[DATA PROVIDED — start]
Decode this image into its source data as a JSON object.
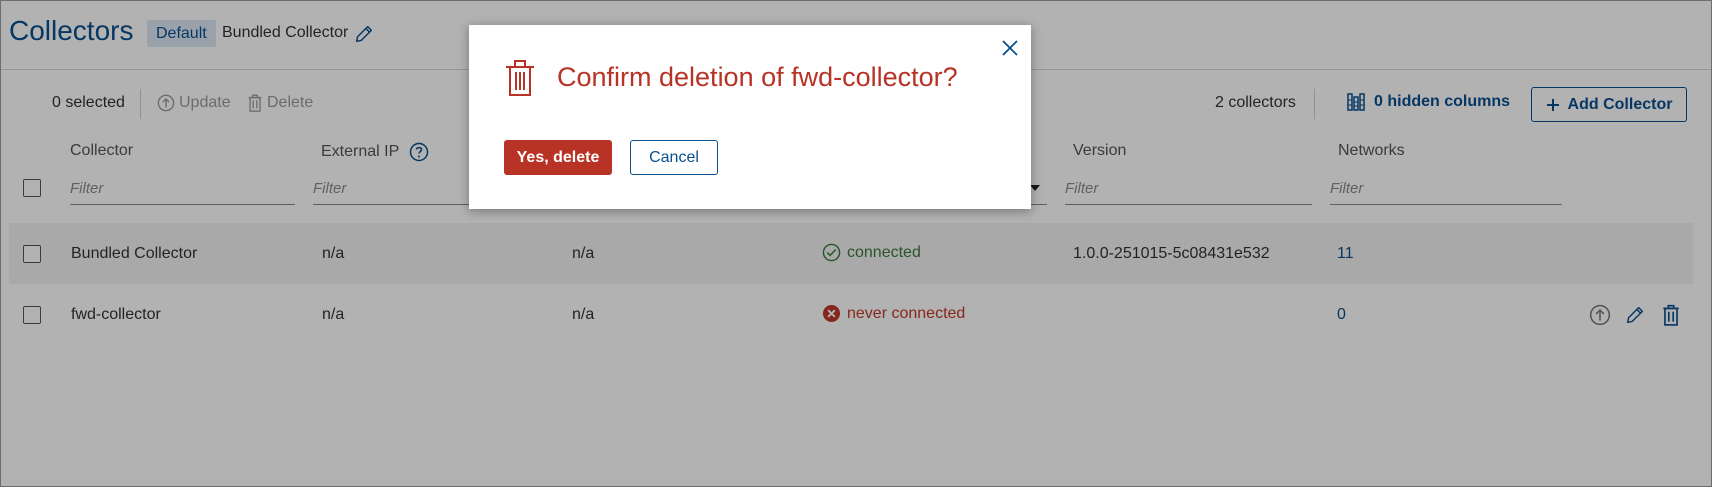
{
  "header": {
    "title": "Collectors",
    "badge": "Default",
    "collector_name": "Bundled Collector"
  },
  "toolbar": {
    "selected_count": "0 selected",
    "update_label": "Update",
    "delete_label": "Delete",
    "collectors_count": "2 collectors",
    "hidden_columns_label": "0 hidden columns",
    "add_label": "Add Collector"
  },
  "table": {
    "columns": {
      "collector": "Collector",
      "external_ip": "External IP",
      "version": "Version",
      "networks": "Networks"
    },
    "filter_placeholder": "Filter",
    "rows": [
      {
        "name": "Bundled Collector",
        "external_ip": "n/a",
        "internal_ip": "n/a",
        "status": "connected",
        "version": "1.0.0-251015-5c08431e532",
        "networks": "11"
      },
      {
        "name": "fwd-collector",
        "external_ip": "n/a",
        "internal_ip": "n/a",
        "status": "never connected",
        "version": "",
        "networks": "0"
      }
    ]
  },
  "dialog": {
    "title": "Confirm deletion of fwd-collector?",
    "confirm_label": "Yes, delete",
    "cancel_label": "Cancel"
  },
  "colors": {
    "primary": "#0a4f8f",
    "danger": "#b83225",
    "success": "#3c7a3c",
    "error": "#c0392b"
  }
}
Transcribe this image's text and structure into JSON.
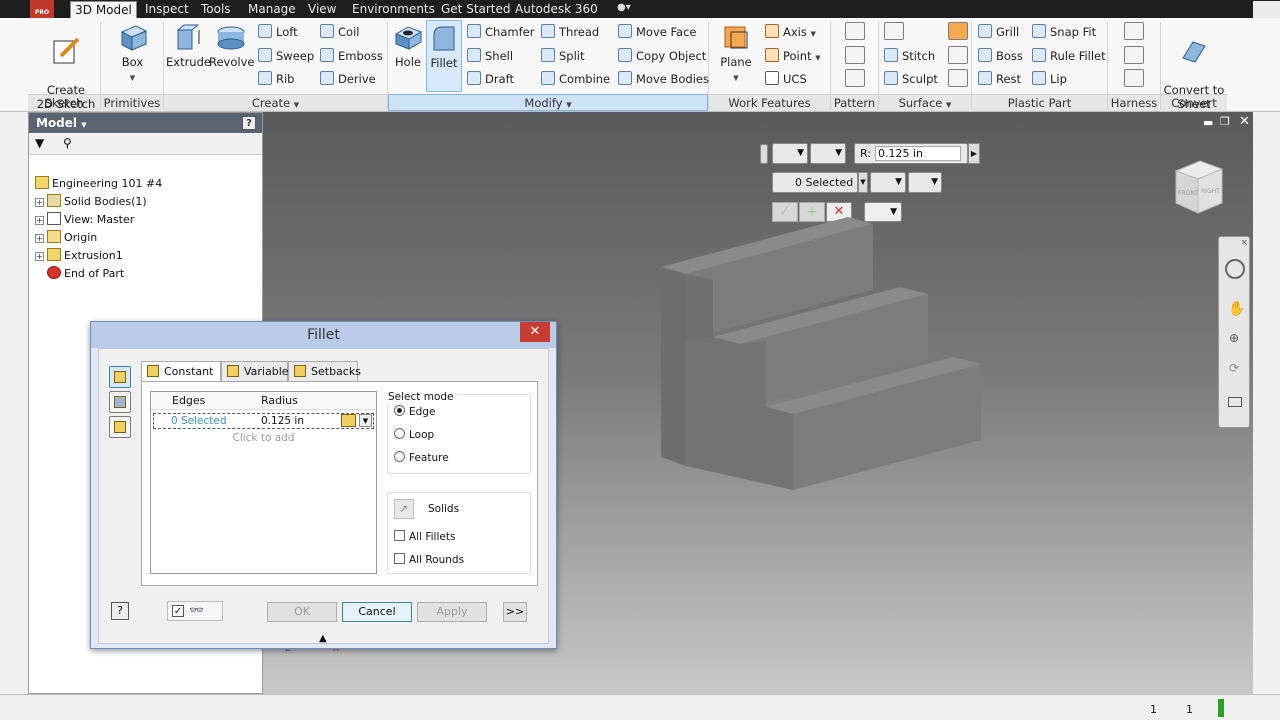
{
  "menubar": {
    "logo": "PRO",
    "tabs": [
      "3D Model",
      "Inspect",
      "Tools",
      "Manage",
      "View",
      "Environments",
      "Get Started",
      "Autodesk 360"
    ]
  },
  "ribbon": {
    "groups": [
      "Sketch",
      "Primitives",
      "Create",
      "Modify",
      "Work Features",
      "Pattern",
      "Surface",
      "Plastic Part",
      "Harness",
      "Convert"
    ],
    "sketch": {
      "create_2d_sketch": "Create\n2D Sketch"
    },
    "primitives": {
      "box": "Box"
    },
    "create": {
      "extrude": "Extrude",
      "revolve": "Revolve",
      "loft": "Loft",
      "sweep": "Sweep",
      "rib": "Rib",
      "coil": "Coil",
      "emboss": "Emboss",
      "derive": "Derive"
    },
    "modify": {
      "hole": "Hole",
      "fillet": "Fillet",
      "chamfer": "Chamfer",
      "shell": "Shell",
      "draft": "Draft",
      "thread": "Thread",
      "split": "Split",
      "combine": "Combine",
      "move_face": "Move Face",
      "copy_object": "Copy Object",
      "move_bodies": "Move Bodies"
    },
    "work_features": {
      "plane": "Plane",
      "axis": "Axis",
      "point": "Point",
      "ucs": "UCS"
    },
    "surface": {
      "stitch": "Stitch",
      "sculpt": "Sculpt"
    },
    "plastic_part": {
      "grill": "Grill",
      "boss": "Boss",
      "rest": "Rest",
      "snap_fit": "Snap Fit",
      "rule_fillet": "Rule Fillet",
      "lip": "Lip"
    },
    "convert": {
      "convert_to_sheet_metal": "Convert to\nSheet Metal"
    }
  },
  "browser": {
    "title": "Model",
    "help": "?",
    "tree": [
      {
        "label": "Engineering 101 #4",
        "indent": 0,
        "expander": false
      },
      {
        "label": "Solid Bodies(1)",
        "indent": 1,
        "expander": true
      },
      {
        "label": "View: Master",
        "indent": 1,
        "expander": true
      },
      {
        "label": "Origin",
        "indent": 1,
        "expander": true
      },
      {
        "label": "Extrusion1",
        "indent": 1,
        "expander": true
      },
      {
        "label": "End of Part",
        "indent": 1,
        "expander": false
      }
    ]
  },
  "minitoolbar": {
    "radius_label": "R:",
    "radius_value": "0.125 in",
    "selected": "0 Selected"
  },
  "viewcube": {
    "front": "FRONT",
    "right": "RIGHT"
  },
  "dialog": {
    "title": "Fillet",
    "close": "✕",
    "tabs": [
      "Constant",
      "Variable",
      "Setbacks"
    ],
    "table": {
      "headers": [
        "Edges",
        "Radius"
      ],
      "row": {
        "edges": "0 Selected",
        "radius": "0.125 in"
      },
      "click_to_add": "Click to add"
    },
    "select_mode": {
      "label": "Select mode",
      "options": [
        "Edge",
        "Loop",
        "Feature"
      ],
      "selected": "Edge"
    },
    "solids_label": "Solids",
    "all_fillets": "All Fillets",
    "all_rounds": "All Rounds",
    "buttons": {
      "ok": "OK",
      "cancel": "Cancel",
      "apply": "Apply",
      "more": ">>"
    },
    "help": "?"
  },
  "status": {
    "left_count": "1",
    "right_count": "1"
  },
  "colors": {
    "accent": "#3c7fb1",
    "close_red": "#c83d32",
    "viewport_top": "#5a5a5a",
    "viewport_bottom": "#c8c8c8"
  }
}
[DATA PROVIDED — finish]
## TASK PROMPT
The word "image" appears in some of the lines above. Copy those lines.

## OUTPUT OF THE EXERCISE
Decode this image into its source data as a JSON object.
Transcribe this image's text and structure into JSON.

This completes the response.